#### What needs to be done
State only the count of lines in the listing below that hold "Delivery".

#### Input for this task

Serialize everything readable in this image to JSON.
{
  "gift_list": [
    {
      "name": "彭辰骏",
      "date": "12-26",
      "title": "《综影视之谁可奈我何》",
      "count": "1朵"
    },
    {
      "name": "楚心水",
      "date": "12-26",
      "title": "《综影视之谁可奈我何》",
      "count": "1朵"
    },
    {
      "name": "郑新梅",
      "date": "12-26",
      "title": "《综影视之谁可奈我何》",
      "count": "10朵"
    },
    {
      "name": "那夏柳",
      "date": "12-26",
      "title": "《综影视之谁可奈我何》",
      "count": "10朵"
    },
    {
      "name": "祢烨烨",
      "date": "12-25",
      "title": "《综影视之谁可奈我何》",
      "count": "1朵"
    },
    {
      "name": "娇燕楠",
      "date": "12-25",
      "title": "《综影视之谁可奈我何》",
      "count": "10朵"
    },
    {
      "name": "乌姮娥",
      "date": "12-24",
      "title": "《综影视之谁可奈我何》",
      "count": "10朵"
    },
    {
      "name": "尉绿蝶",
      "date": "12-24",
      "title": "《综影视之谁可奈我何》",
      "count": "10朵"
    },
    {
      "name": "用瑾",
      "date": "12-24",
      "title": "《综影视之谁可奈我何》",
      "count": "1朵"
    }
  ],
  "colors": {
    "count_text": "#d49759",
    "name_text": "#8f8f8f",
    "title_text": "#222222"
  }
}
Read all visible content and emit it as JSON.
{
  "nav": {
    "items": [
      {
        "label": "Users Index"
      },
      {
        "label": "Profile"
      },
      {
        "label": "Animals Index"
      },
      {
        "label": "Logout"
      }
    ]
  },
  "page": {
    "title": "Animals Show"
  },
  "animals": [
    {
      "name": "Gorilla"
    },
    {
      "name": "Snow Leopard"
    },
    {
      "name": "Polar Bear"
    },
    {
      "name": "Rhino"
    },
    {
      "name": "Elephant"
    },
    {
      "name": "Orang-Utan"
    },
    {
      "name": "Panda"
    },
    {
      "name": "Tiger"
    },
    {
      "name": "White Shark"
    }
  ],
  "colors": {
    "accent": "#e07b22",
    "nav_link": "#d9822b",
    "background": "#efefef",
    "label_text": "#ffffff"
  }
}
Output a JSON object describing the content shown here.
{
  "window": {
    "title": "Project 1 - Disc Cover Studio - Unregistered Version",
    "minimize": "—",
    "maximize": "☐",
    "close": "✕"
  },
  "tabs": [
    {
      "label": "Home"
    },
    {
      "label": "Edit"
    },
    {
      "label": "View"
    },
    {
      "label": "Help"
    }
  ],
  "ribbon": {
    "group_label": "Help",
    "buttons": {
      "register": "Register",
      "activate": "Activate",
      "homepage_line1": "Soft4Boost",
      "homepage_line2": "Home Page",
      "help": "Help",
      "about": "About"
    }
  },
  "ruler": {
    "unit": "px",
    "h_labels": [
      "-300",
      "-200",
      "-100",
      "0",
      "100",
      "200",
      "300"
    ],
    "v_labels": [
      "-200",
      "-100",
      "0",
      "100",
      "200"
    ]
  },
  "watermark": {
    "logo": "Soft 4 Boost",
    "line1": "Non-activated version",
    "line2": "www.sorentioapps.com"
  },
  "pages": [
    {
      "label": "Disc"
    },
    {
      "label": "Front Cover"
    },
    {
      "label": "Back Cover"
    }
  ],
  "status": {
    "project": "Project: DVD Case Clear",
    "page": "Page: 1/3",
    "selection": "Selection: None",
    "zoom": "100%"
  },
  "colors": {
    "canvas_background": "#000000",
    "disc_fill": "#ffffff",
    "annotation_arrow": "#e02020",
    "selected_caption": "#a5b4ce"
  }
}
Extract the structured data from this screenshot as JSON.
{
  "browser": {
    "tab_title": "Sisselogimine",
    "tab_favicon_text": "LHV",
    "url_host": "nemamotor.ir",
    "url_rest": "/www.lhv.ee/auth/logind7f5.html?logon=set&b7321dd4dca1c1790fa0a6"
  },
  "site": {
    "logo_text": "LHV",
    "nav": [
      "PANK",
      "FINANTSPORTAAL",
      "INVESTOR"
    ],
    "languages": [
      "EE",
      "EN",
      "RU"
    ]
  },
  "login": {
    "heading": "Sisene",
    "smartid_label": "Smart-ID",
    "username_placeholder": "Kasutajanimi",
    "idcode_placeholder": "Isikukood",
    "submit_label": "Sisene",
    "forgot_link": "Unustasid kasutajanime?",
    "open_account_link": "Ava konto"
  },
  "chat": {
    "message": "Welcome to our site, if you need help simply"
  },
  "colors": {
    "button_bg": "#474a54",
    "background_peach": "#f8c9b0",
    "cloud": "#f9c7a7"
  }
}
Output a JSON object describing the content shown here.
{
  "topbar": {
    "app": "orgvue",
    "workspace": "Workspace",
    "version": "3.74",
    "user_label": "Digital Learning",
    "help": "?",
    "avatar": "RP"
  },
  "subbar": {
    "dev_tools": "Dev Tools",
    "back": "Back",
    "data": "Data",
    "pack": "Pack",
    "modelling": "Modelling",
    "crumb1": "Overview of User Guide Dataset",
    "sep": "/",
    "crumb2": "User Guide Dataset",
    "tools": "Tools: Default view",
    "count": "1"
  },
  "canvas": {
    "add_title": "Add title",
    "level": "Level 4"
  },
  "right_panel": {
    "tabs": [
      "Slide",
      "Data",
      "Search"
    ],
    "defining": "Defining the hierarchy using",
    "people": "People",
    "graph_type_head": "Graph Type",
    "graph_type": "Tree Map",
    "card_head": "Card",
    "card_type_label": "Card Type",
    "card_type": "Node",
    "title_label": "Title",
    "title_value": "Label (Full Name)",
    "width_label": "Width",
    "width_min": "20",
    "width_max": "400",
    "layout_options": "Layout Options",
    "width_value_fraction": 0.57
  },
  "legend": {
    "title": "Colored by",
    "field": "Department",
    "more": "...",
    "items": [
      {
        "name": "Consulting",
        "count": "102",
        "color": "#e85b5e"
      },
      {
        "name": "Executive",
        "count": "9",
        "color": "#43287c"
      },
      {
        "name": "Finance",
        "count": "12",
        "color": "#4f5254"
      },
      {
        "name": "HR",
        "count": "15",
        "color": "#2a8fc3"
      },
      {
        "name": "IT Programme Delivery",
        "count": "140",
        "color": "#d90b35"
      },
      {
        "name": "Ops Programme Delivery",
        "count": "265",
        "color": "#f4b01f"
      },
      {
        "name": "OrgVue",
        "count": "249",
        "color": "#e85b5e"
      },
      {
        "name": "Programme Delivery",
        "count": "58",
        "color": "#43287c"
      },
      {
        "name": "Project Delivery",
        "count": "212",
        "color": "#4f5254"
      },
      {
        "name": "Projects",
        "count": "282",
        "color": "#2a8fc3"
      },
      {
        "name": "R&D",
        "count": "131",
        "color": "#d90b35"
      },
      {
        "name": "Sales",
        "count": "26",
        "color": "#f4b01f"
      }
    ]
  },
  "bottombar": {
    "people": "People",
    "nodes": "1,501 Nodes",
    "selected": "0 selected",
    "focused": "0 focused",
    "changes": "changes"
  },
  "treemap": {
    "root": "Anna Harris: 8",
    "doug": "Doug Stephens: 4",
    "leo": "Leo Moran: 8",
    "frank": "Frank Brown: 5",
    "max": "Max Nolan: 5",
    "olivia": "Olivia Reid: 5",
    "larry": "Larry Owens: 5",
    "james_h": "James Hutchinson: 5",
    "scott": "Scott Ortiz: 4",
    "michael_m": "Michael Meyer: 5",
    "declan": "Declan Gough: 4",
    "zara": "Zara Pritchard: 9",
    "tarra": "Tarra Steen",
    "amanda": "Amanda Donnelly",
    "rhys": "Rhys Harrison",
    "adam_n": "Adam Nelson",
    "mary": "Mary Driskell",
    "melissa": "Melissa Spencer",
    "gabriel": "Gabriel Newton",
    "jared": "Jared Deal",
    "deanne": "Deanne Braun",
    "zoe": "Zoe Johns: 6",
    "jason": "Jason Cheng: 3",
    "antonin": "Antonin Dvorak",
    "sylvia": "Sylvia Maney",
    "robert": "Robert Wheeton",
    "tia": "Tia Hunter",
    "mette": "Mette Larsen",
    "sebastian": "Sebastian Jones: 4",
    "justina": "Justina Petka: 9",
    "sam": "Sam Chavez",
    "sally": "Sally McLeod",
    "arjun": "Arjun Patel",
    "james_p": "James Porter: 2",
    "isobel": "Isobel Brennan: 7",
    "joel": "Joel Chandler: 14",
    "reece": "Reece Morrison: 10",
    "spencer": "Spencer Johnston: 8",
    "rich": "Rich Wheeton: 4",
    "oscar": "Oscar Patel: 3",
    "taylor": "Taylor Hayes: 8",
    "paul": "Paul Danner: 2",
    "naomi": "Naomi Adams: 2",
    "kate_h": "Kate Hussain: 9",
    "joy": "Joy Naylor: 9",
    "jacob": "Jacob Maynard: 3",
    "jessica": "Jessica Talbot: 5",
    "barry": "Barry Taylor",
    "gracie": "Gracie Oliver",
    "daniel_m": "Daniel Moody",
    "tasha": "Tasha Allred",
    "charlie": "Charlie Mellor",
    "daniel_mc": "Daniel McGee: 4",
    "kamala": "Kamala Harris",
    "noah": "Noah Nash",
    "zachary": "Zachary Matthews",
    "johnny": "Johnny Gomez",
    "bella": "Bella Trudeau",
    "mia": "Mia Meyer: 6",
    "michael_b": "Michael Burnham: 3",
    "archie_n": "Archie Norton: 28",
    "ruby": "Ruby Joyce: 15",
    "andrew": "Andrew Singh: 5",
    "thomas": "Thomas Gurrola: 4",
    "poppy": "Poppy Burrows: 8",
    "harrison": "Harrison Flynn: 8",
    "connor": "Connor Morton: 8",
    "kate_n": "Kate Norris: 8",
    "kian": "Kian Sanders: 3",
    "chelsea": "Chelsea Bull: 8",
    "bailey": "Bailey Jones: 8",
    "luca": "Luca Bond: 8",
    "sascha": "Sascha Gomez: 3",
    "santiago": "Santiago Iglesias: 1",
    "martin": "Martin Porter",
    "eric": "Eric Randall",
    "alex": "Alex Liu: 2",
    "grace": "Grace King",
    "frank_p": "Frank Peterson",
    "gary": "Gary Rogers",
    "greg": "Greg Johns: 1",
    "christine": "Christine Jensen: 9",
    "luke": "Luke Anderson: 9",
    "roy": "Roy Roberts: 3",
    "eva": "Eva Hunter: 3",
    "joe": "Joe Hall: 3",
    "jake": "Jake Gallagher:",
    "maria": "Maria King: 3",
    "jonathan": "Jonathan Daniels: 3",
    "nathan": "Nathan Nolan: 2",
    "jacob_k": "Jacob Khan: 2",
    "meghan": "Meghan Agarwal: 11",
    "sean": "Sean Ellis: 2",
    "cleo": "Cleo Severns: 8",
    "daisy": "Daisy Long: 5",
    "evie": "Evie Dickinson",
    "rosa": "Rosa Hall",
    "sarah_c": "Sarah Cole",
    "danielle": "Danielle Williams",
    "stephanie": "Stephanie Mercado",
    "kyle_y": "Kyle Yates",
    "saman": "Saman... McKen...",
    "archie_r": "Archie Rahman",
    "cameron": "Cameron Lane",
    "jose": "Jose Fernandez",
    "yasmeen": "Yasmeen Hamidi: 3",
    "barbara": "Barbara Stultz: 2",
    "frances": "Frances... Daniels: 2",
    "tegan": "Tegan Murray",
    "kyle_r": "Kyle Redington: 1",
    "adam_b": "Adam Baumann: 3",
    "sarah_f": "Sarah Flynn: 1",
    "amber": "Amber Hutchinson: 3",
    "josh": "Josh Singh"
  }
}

#### Solution to this problem
4